This study evaluated nontherapeutic exercise programs offered in senior living facilities (SLFs), which included nursing homes, licensed and nonlicensed continuing care retirement communities, and senior independent living apartments. Exercise programs were evaluated on five criteria: number of different classes offered, instructors’ employment titles, exercise setting, program staffing levels, and amount and type of exercise equipment. Data revealed that chair exercises were the most common form of exercise, followed by stretching and supervised walking. The majority of exercise leaders were employed full-time (60%) but did not have degrees in exercise science, physical education, nursing, or physical therapy. Programs were mainly offered in multipurpose rooms or in other areas such as dining rooms, hallways, or lounges. Less than 27% of the SLFs followed American College of Sports Medicine exercise guidelines. This study found little consistency in the type of exercise programs offered to older adults in SLFs. Future research should evaluate the effectiveness of exercise classes offered in these facilities.

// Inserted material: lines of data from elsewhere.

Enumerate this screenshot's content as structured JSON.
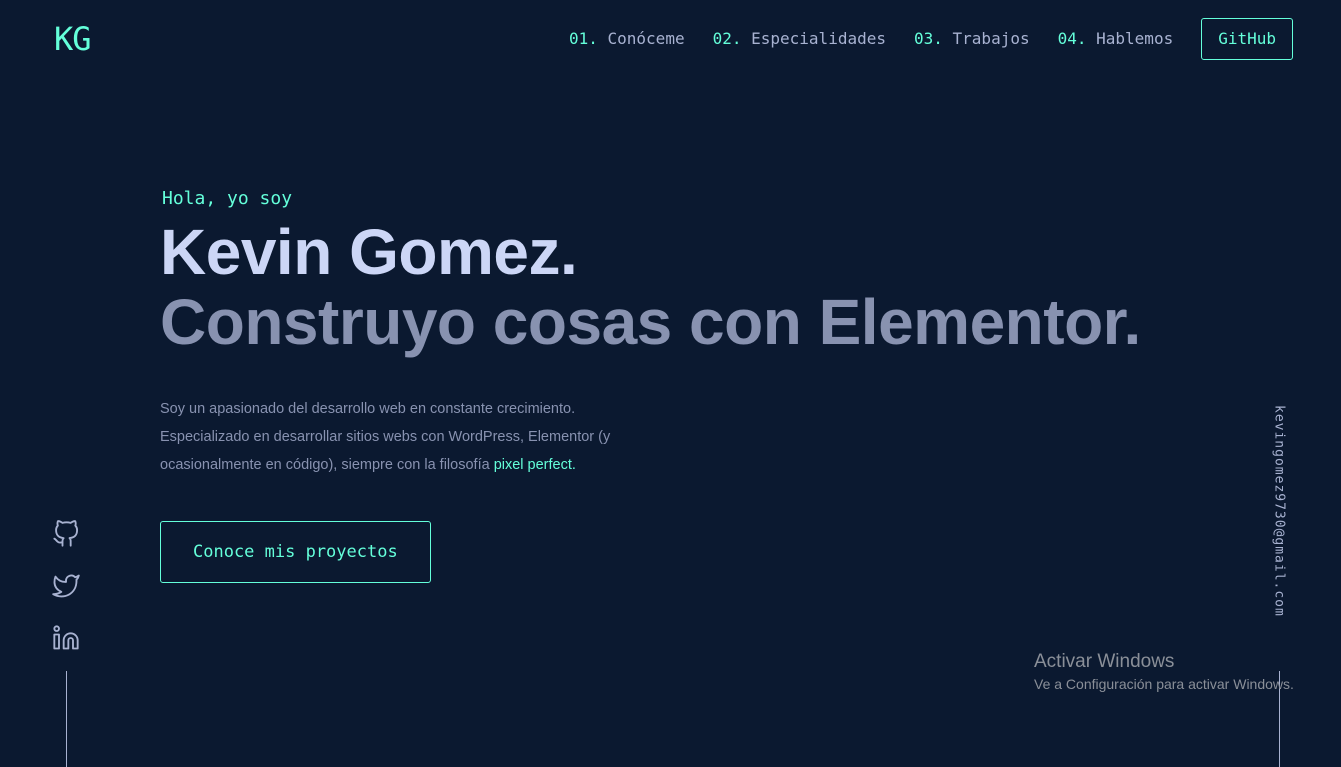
{
  "header": {
    "logo": "KG",
    "nav": [
      {
        "num": "01.",
        "label": "Conóceme"
      },
      {
        "num": "02.",
        "label": "Especialidades"
      },
      {
        "num": "03.",
        "label": "Trabajos"
      },
      {
        "num": "04.",
        "label": "Hablemos"
      }
    ],
    "github_label": "GitHub"
  },
  "hero": {
    "intro": "Hola, yo soy",
    "name": "Kevin Gomez.",
    "tagline": "Construyo cosas con Elementor.",
    "bio_line1": "Soy un apasionado del desarrollo web en constante crecimiento.",
    "bio_line2": "Especializado en desarrollar sitios webs con WordPress, Elementor (y",
    "bio_line3": "ocasionalmente en código), siempre con la filosofía",
    "bio_accent": "pixel perfect.",
    "cta_label": "Conoce mis proyectos"
  },
  "social": {
    "icons": [
      "github-icon",
      "twitter-icon",
      "linkedin-icon"
    ]
  },
  "email": "kevingomez9730@gmail.com",
  "windows_watermark": {
    "title": "Activar Windows",
    "subtitle": "Ve a Configuración para activar Windows."
  },
  "colors": {
    "background": "#0b1930",
    "accent": "#64ffda",
    "heading": "#ccd6f6",
    "text": "#8892b0"
  }
}
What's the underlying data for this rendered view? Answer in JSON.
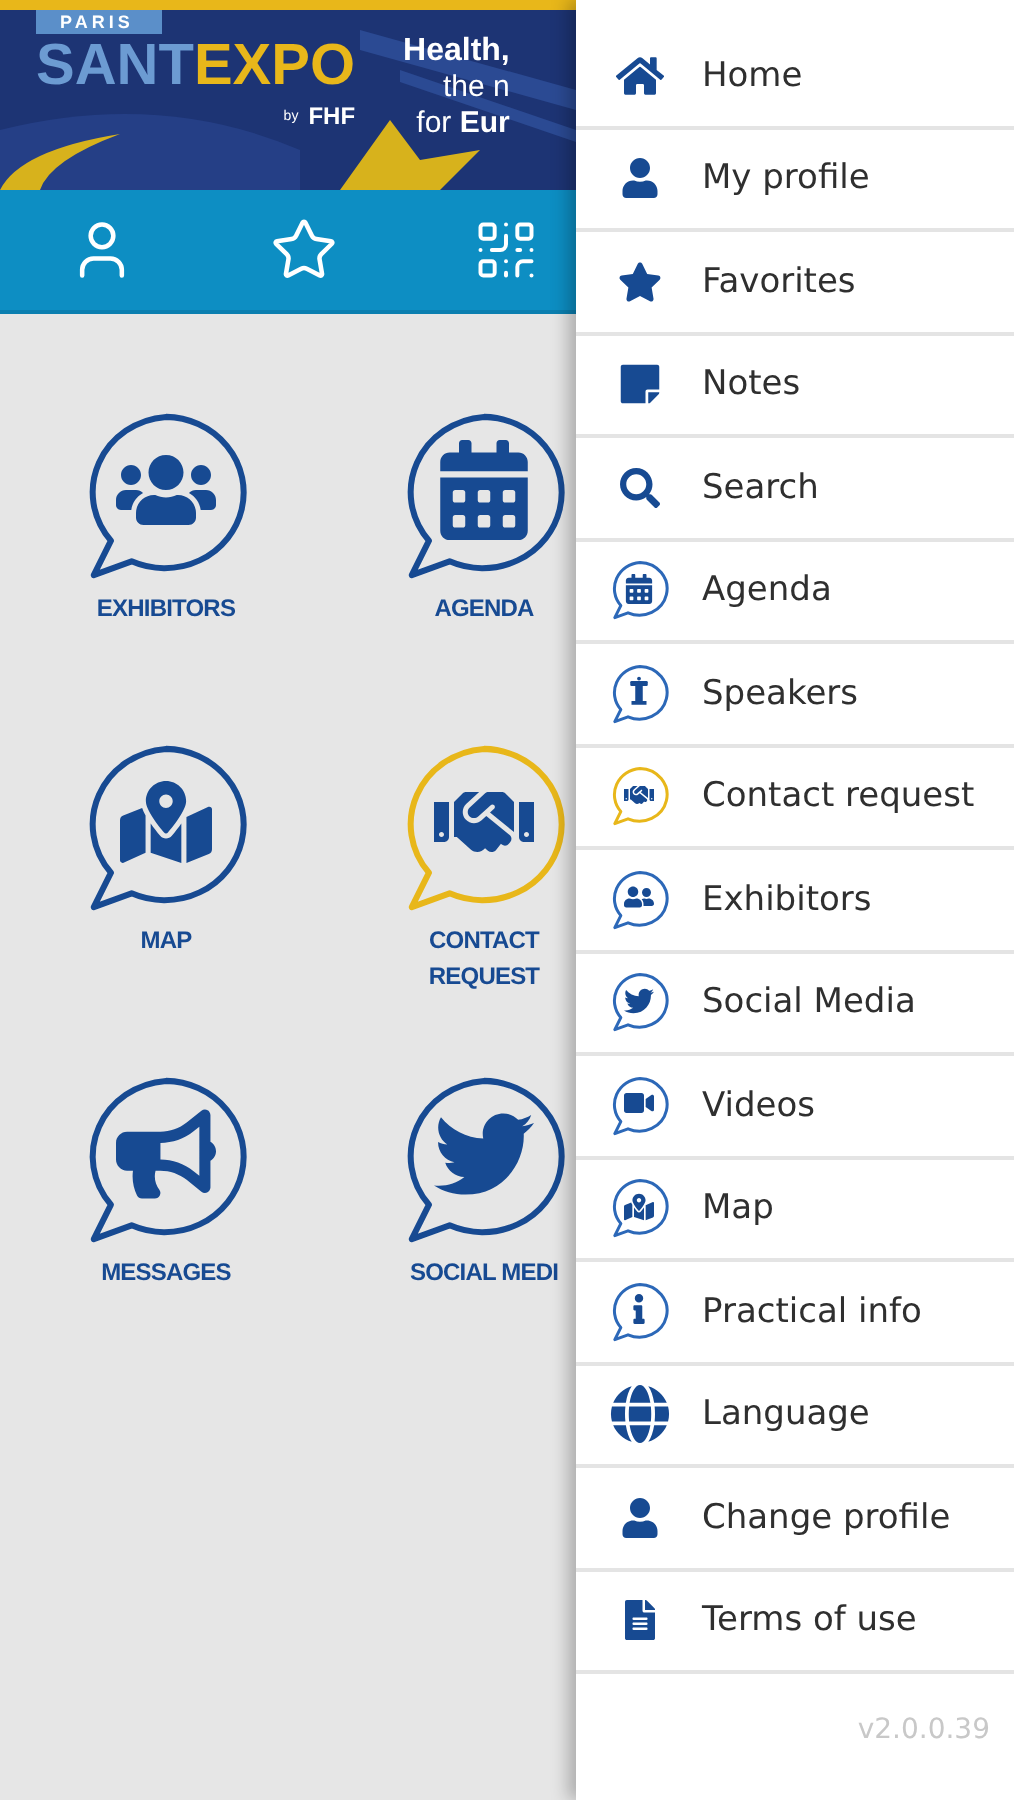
{
  "banner": {
    "city": "PARIS",
    "logo": "SANTEXPO",
    "by": "by",
    "partner": "FHF",
    "headline": [
      "Health,",
      "the n",
      "for **Eur**"
    ]
  },
  "toolbar": {
    "buttons": [
      {
        "kind": "profile"
      },
      {
        "kind": "favorites"
      },
      {
        "kind": "qr"
      }
    ]
  },
  "tiles": [
    {
      "label": "EXHIBITORS",
      "highlighted": false
    },
    {
      "label": "AGENDA",
      "highlighted": false
    },
    {
      "label": "MAP",
      "highlighted": false
    },
    {
      "label": "CONTACT REQUEST",
      "highlighted": true
    },
    {
      "label": "MESSAGES",
      "highlighted": false
    },
    {
      "label": "SOCIAL MEDI",
      "highlighted": false
    }
  ],
  "menu": {
    "items": [
      {
        "label": "Home",
        "kind": "plain",
        "highlighted": false
      },
      {
        "label": "My profile",
        "kind": "plain",
        "highlighted": false
      },
      {
        "label": "Favorites",
        "kind": "plain",
        "highlighted": false
      },
      {
        "label": "Notes",
        "kind": "plain",
        "highlighted": false
      },
      {
        "label": "Search",
        "kind": "plain",
        "highlighted": false
      },
      {
        "label": "Agenda",
        "kind": "bubble",
        "highlighted": false
      },
      {
        "label": "Speakers",
        "kind": "bubble",
        "highlighted": false
      },
      {
        "label": "Contact request",
        "kind": "bubble",
        "highlighted": true
      },
      {
        "label": "Exhibitors",
        "kind": "bubble",
        "highlighted": false
      },
      {
        "label": "Social Media",
        "kind": "bubble",
        "highlighted": false
      },
      {
        "label": "Videos",
        "kind": "bubble",
        "highlighted": false
      },
      {
        "label": "Map",
        "kind": "bubble",
        "highlighted": false
      },
      {
        "label": "Practical info",
        "kind": "bubble",
        "highlighted": false
      },
      {
        "label": "Language",
        "kind": "plain",
        "highlighted": false
      },
      {
        "label": "Change profile",
        "kind": "plain",
        "highlighted": false
      },
      {
        "label": "Terms of use",
        "kind": "plain",
        "highlighted": false
      }
    ],
    "version": "v2.0.0.39"
  }
}
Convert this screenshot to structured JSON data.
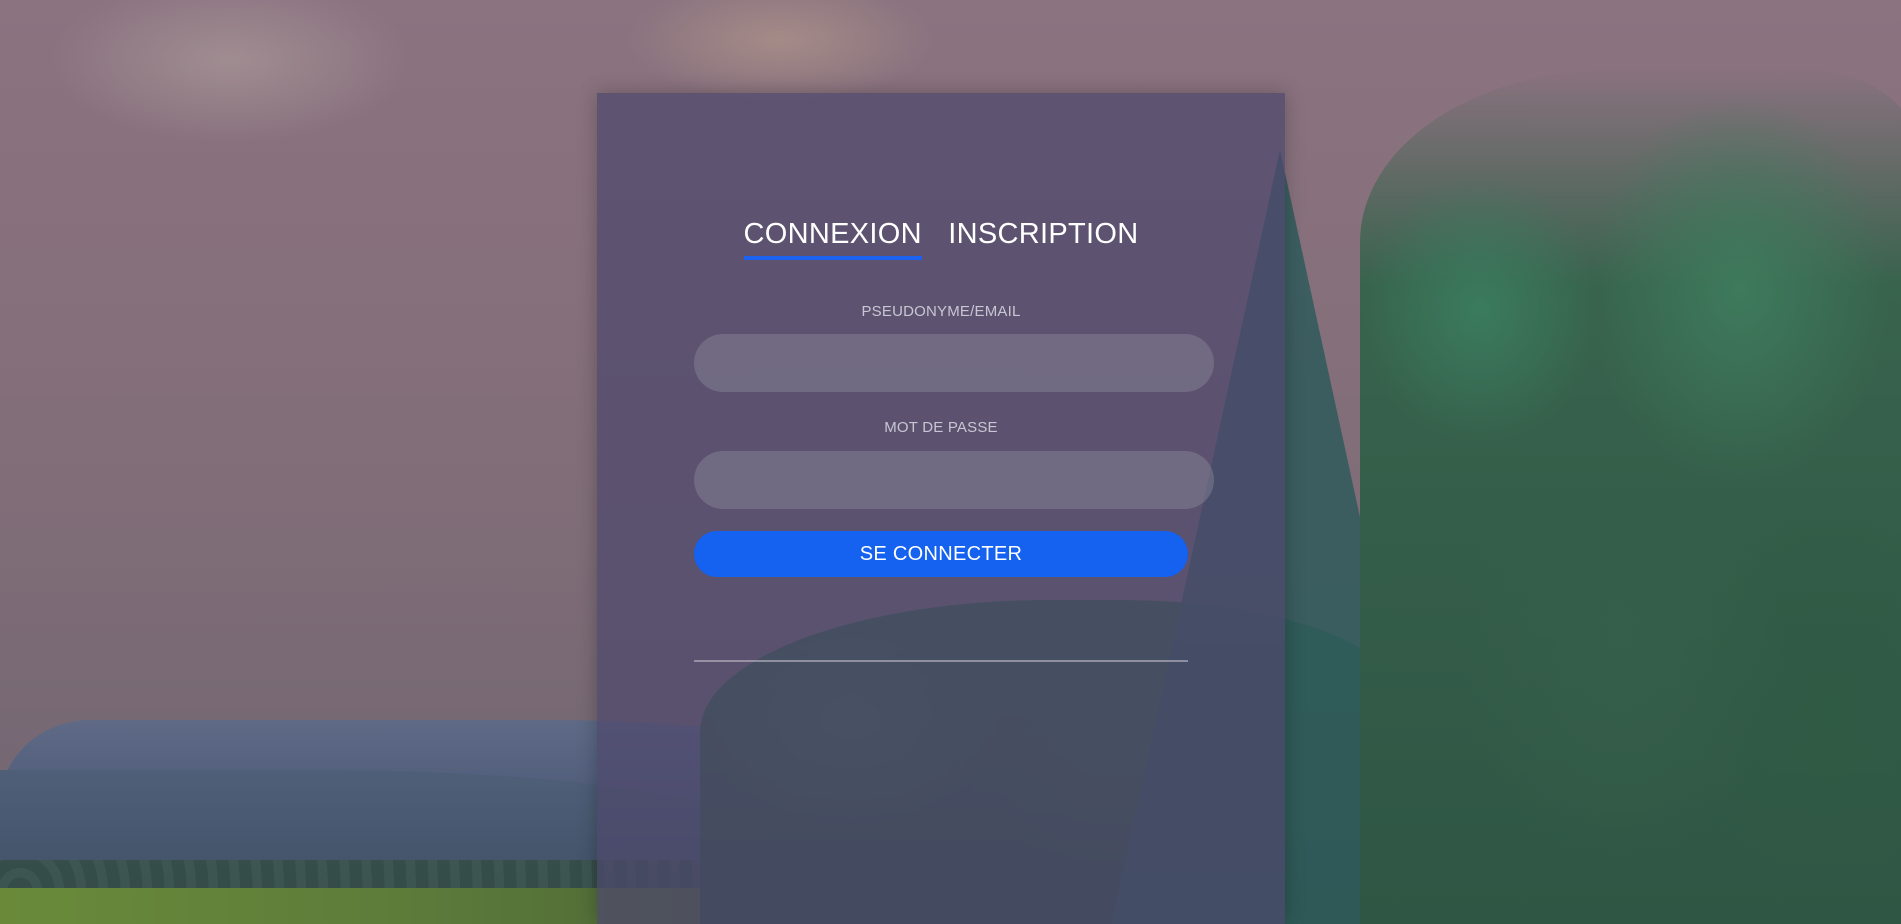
{
  "login": {
    "tabs": [
      {
        "label": "CONNEXION",
        "active": true
      },
      {
        "label": "INSCRIPTION",
        "active": false
      }
    ],
    "username_label": "PSEUDONYME/EMAIL",
    "username_value": "",
    "password_label": "MOT DE PASSE",
    "password_value": "",
    "submit_label": "SE CONNECTER"
  },
  "colors": {
    "accent": "#1561f0",
    "panel": "#4e486c"
  }
}
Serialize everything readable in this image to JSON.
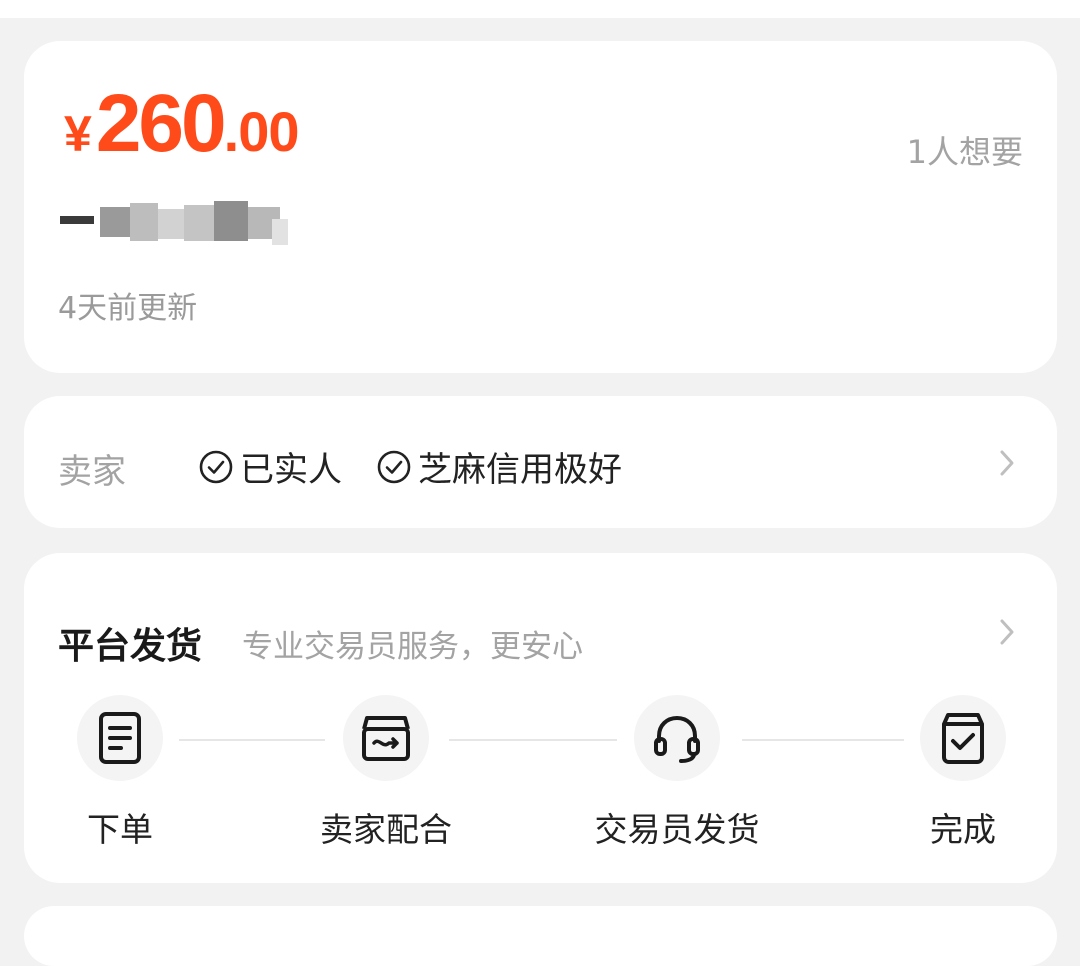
{
  "listing": {
    "price_currency": "¥",
    "price_integer": "260",
    "price_decimal": ".00",
    "wants": "1人想要",
    "updated": "4天前更新"
  },
  "seller": {
    "label": "卖家",
    "badges": [
      "已实人",
      "芝麻信用极好"
    ]
  },
  "shipping": {
    "title": "平台发货",
    "subtitle": "专业交易员服务，更安心",
    "steps": [
      "下单",
      "卖家配合",
      "交易员发货",
      "完成"
    ]
  },
  "colors": {
    "price": "#ff4a1a",
    "muted": "#a3a3a3",
    "background": "#f2f2f2",
    "card": "#ffffff"
  }
}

Mieke G. Wasner was a student in the Department of Physical Education, Northern Illinois University, at the time of this study. James H. Rimmer is with the Department of Physical Education, Northern Illinois University, Anderson Hall 232, DeKalb, IL 60115-2854. Direct correspondence to Mieke G. Wasner, Brucknerstr. 2a, 42549 Velbert, Germany.